**ASSIGNMENT:**
Show every line of the data that contains the string "text".

[[ INFORMATION PROVIDED, beginning ]]

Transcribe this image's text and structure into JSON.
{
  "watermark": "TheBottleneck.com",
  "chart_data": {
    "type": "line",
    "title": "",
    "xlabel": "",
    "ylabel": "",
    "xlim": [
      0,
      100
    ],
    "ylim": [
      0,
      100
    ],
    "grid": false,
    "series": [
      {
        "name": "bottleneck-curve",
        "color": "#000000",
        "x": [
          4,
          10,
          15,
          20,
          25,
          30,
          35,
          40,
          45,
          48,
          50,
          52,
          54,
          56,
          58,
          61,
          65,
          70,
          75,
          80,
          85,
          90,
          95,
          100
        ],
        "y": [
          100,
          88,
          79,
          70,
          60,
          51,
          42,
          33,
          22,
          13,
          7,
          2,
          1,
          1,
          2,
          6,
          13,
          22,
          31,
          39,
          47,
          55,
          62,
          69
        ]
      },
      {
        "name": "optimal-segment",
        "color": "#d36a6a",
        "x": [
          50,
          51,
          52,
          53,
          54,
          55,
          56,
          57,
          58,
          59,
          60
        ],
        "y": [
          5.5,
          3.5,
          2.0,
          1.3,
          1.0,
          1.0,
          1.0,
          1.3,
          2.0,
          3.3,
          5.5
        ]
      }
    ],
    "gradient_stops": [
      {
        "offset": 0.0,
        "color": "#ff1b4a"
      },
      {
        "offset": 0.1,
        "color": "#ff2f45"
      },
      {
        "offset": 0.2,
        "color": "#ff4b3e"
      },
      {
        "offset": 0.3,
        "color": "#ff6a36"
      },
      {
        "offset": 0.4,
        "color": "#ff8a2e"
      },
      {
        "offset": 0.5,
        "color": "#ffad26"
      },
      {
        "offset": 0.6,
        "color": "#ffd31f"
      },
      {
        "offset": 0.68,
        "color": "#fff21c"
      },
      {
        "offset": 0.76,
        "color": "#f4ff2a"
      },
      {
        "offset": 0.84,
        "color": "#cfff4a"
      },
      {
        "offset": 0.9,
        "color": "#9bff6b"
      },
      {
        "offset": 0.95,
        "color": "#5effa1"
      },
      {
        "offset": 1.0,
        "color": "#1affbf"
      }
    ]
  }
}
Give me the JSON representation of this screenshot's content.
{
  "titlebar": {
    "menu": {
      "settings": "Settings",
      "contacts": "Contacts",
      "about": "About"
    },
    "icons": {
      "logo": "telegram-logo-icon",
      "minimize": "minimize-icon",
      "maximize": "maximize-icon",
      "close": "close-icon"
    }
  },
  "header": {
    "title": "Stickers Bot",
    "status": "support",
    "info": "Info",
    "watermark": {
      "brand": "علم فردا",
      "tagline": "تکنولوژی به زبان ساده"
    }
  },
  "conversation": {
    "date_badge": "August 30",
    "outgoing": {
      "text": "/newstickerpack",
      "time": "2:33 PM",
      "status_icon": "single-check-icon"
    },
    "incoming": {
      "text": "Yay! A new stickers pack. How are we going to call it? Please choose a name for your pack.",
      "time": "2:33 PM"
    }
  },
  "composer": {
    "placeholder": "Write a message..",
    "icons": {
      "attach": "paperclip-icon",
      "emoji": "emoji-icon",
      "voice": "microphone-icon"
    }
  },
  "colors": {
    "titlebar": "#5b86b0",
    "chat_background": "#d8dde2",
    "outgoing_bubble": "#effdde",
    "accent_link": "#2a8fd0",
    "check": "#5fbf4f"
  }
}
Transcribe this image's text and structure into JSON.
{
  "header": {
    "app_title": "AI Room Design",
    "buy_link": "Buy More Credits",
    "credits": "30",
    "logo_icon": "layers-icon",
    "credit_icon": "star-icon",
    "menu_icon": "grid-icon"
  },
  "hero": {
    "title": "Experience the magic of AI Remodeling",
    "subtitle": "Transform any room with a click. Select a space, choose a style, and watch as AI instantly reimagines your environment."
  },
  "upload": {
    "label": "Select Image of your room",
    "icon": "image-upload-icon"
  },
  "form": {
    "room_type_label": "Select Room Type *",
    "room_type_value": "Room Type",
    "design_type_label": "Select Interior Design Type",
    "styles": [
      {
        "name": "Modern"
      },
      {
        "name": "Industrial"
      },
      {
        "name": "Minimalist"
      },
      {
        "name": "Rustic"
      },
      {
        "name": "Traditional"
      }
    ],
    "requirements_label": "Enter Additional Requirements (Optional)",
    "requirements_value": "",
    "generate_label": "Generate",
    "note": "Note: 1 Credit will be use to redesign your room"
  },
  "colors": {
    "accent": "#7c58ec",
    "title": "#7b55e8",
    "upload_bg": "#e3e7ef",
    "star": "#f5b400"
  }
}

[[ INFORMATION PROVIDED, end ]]

**EXPECTED OUTPUT:**
Transcribe this image's text and structure into JSON.
      "text": "/newstickerpack",
      "text": "Yay! A new stickers pack. How are we going to call it? Please choose a name for your pack.",
Transcribe this image's text and structure into JSON.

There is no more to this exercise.